▶ YOUR ASSIGNMENT: Return every line of the listing, exactly as it reads.
++++ INPUT RECORDS ++++
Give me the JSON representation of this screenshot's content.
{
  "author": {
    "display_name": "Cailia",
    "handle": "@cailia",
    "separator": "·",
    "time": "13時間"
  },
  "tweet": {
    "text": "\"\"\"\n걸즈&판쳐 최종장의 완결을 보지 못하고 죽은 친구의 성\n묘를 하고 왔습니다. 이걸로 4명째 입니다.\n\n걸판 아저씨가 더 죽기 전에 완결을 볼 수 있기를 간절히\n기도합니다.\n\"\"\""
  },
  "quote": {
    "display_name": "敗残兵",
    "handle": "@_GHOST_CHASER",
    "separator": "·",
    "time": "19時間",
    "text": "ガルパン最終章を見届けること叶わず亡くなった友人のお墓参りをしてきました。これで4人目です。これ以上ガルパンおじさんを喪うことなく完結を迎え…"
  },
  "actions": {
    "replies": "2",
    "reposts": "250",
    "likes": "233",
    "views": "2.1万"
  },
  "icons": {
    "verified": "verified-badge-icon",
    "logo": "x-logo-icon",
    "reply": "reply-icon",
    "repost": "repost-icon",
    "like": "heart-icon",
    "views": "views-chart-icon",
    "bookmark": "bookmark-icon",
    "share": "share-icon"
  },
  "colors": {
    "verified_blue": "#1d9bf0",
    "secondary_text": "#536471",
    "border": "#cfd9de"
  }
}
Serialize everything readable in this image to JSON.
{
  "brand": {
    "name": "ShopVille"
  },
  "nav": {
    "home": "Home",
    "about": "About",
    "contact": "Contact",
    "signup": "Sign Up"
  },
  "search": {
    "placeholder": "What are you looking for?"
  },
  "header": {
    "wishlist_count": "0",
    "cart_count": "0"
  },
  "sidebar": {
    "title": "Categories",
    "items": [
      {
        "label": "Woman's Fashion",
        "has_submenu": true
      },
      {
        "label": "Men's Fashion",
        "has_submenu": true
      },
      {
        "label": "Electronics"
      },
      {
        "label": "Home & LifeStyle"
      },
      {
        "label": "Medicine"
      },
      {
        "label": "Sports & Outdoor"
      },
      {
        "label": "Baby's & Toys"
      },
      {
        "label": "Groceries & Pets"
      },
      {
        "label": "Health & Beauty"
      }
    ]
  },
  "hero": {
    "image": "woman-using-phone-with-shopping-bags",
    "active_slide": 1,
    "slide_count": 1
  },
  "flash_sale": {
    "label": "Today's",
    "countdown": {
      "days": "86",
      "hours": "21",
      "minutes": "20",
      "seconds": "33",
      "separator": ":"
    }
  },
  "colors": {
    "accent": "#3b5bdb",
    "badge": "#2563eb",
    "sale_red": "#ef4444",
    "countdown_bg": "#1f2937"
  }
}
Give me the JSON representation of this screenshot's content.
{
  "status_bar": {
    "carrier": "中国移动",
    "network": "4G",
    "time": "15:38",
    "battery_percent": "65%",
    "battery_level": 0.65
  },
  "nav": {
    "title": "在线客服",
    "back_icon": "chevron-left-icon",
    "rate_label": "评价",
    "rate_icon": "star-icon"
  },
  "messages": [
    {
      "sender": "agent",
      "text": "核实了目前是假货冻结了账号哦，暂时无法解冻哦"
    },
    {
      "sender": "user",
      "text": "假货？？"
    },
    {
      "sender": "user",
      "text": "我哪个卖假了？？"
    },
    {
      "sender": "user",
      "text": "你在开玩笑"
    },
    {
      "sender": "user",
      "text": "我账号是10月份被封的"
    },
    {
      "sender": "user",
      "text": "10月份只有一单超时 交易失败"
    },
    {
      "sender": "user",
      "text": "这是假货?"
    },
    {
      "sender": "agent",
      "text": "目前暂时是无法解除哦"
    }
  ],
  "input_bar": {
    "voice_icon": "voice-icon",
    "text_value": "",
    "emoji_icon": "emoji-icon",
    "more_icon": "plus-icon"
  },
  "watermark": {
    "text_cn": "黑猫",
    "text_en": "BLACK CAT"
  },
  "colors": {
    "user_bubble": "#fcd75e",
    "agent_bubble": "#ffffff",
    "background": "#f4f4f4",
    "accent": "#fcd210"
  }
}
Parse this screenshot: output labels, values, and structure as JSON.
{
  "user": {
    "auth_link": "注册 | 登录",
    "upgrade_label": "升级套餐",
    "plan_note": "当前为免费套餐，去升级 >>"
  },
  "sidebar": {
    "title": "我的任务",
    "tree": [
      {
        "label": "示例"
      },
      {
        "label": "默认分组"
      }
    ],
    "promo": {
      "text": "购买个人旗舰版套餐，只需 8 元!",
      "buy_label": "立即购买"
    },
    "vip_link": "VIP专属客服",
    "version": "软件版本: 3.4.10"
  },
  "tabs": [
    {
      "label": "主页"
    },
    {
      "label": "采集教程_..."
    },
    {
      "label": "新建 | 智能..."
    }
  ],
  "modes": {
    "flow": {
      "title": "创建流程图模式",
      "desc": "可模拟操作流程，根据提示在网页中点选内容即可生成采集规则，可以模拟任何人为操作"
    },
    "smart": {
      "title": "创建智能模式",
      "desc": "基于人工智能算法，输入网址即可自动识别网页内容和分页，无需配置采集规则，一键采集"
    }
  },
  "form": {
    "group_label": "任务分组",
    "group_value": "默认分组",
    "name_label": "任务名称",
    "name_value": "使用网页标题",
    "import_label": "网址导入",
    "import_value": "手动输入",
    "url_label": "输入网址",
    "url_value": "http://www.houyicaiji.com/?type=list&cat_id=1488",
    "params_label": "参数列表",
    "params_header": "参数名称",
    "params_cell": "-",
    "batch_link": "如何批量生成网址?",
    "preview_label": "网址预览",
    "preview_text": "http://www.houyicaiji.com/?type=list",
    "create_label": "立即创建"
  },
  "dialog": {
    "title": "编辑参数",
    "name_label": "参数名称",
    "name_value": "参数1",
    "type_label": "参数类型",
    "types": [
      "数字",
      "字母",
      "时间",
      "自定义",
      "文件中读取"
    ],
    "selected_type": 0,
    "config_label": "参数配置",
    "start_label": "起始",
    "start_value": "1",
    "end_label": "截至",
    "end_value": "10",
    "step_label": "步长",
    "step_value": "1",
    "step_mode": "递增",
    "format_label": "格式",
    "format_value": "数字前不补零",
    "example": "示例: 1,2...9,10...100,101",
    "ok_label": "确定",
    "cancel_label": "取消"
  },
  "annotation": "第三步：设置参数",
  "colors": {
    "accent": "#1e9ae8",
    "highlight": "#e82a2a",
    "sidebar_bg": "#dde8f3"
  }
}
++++
▶ OUTPUT FOR THIS EXERCISE:
Give me the JSON representation of this screenshot's content.
{
  "author": {
    "display_name": "Cailia",
    "handle": "@cailia",
    "separator": "·",
    "time": "13時間"
  },
  "tweet": {
    "text": "\"\"\"\n걸즈&판쳐 최종장의 완결을 보지 못하고 죽은 친구의 성\n묘를 하고 왔습니다. 이걸로 4명째 입니다.\n\n걸판 아저씨가 더 죽기 전에 완결을 볼 수 있기를 간절히\n기도합니다.\n\"\"\""
  },
  "quote": {
    "display_name": "敗残兵",
    "handle": "@_GHOST_CHASER",
    "separator": "·",
    "time": "19時間",
    "text": "ガルパン最終章を見届けること叶わず亡くなった友人のお墓参りをしてきました。これで4人目です。これ以上ガルパンおじさんを喪うことなく完結を迎え…"
  },
  "actions": {
    "replies": "2",
    "reposts": "250",
    "likes": "233",
    "views": "2.1万"
  },
  "icons": {
    "verified": "verified-badge-icon",
    "logo": "x-logo-icon",
    "reply": "reply-icon",
    "repost": "repost-icon",
    "like": "heart-icon",
    "views": "views-chart-icon",
    "bookmark": "bookmark-icon",
    "share": "share-icon"
  },
  "colors": {
    "verified_blue": "#1d9bf0",
    "secondary_text": "#536471",
    "border": "#cfd9de"
  }
}
Serialize everything readable in this image to JSON.
{
  "brand": {
    "name": "ShopVille"
  },
  "nav": {
    "home": "Home",
    "about": "About",
    "contact": "Contact",
    "signup": "Sign Up"
  },
  "search": {
    "placeholder": "What are you looking for?"
  },
  "header": {
    "wishlist_count": "0",
    "cart_count": "0"
  },
  "sidebar": {
    "title": "Categories",
    "items": [
      {
        "label": "Woman's Fashion",
        "has_submenu": true
      },
      {
        "label": "Men's Fashion",
        "has_submenu": true
      },
      {
        "label": "Electronics"
      },
      {
        "label": "Home & LifeStyle"
      },
      {
        "label": "Medicine"
      },
      {
        "label": "Sports & Outdoor"
      },
      {
        "label": "Baby's & Toys"
      },
      {
        "label": "Groceries & Pets"
      },
      {
        "label": "Health & Beauty"
      }
    ]
  },
  "hero": {
    "image": "woman-using-phone-with-shopping-bags",
    "active_slide": 1,
    "slide_count": 1
  },
  "flash_sale": {
    "label": "Today's",
    "countdown": {
      "days": "86",
      "hours": "21",
      "minutes": "20",
      "seconds": "33",
      "separator": ":"
    }
  },
  "colors": {
    "accent": "#3b5bdb",
    "badge": "#2563eb",
    "sale_red": "#ef4444",
    "countdown_bg": "#1f2937"
  }
}
Give me the JSON representation of this screenshot's content.
{
  "status_bar": {
    "carrier": "中国移动",
    "network": "4G",
    "time": "15:38",
    "battery_percent": "65%",
    "battery_level": 0.65
  },
  "nav": {
    "title": "在线客服",
    "back_icon": "chevron-left-icon",
    "rate_label": "评价",
    "rate_icon": "star-icon"
  },
  "messages": [
    {
      "sender": "agent",
      "text": "核实了目前是假货冻结了账号哦，暂时无法解冻哦"
    },
    {
      "sender": "user",
      "text": "假货？？"
    },
    {
      "sender": "user",
      "text": "我哪个卖假了？？"
    },
    {
      "sender": "user",
      "text": "你在开玩笑"
    },
    {
      "sender": "user",
      "text": "我账号是10月份被封的"
    },
    {
      "sender": "user",
      "text": "10月份只有一单超时 交易失败"
    },
    {
      "sender": "user",
      "text": "这是假货?"
    },
    {
      "sender": "agent",
      "text": "目前暂时是无法解除哦"
    }
  ],
  "input_bar": {
    "voice_icon": "voice-icon",
    "text_value": "",
    "emoji_icon": "emoji-icon",
    "more_icon": "plus-icon"
  },
  "watermark": {
    "text_cn": "黑猫",
    "text_en": "BLACK CAT"
  },
  "colors": {
    "user_bubble": "#fcd75e",
    "agent_bubble": "#ffffff",
    "background": "#f4f4f4",
    "accent": "#fcd210"
  }
}
Parse this screenshot: output labels, values, and structure as JSON.
{
  "user": {
    "auth_link": "注册 | 登录",
    "upgrade_label": "升级套餐",
    "plan_note": "当前为免费套餐，去升级 >>"
  },
  "sidebar": {
    "title": "我的任务",
    "tree": [
      {
        "label": "示例"
      },
      {
        "label": "默认分组"
      }
    ],
    "promo": {
      "text": "购买个人旗舰版套餐，只需 8 元!",
      "buy_label": "立即购买"
    },
    "vip_link": "VIP专属客服",
    "version": "软件版本: 3.4.10"
  },
  "tabs": [
    {
      "label": "主页"
    },
    {
      "label": "采集教程_..."
    },
    {
      "label": "新建 | 智能..."
    }
  ],
  "modes": {
    "flow": {
      "title": "创建流程图模式",
      "desc": "可模拟操作流程，根据提示在网页中点选内容即可生成采集规则，可以模拟任何人为操作"
    },
    "smart": {
      "title": "创建智能模式",
      "desc": "基于人工智能算法，输入网址即可自动识别网页内容和分页，无需配置采集规则，一键采集"
    }
  },
  "form": {
    "group_label": "任务分组",
    "group_value": "默认分组",
    "name_label": "任务名称",
    "name_value": "使用网页标题",
    "import_label": "网址导入",
    "import_value": "手动输入",
    "url_label": "输入网址",
    "url_value": "http://www.houyicaiji.com/?type=list&cat_id=1488",
    "params_label": "参数列表",
    "params_header": "参数名称",
    "params_cell": "-",
    "batch_link": "如何批量生成网址?",
    "preview_label": "网址预览",
    "preview_text": "http://www.houyicaiji.com/?type=list",
    "create_label": "立即创建"
  },
  "dialog": {
    "title": "编辑参数",
    "name_label": "参数名称",
    "name_value": "参数1",
    "type_label": "参数类型",
    "types": [
      "数字",
      "字母",
      "时间",
      "自定义",
      "文件中读取"
    ],
    "selected_type": 0,
    "config_label": "参数配置",
    "start_label": "起始",
    "start_value": "1",
    "end_label": "截至",
    "end_value": "10",
    "step_label": "步长",
    "step_value": "1",
    "step_mode": "递增",
    "format_label": "格式",
    "format_value": "数字前不补零",
    "example": "示例: 1,2...9,10...100,101",
    "ok_label": "确定",
    "cancel_label": "取消"
  },
  "annotation": "第三步：设置参数",
  "colors": {
    "accent": "#1e9ae8",
    "highlight": "#e82a2a",
    "sidebar_bg": "#dde8f3"
  }
}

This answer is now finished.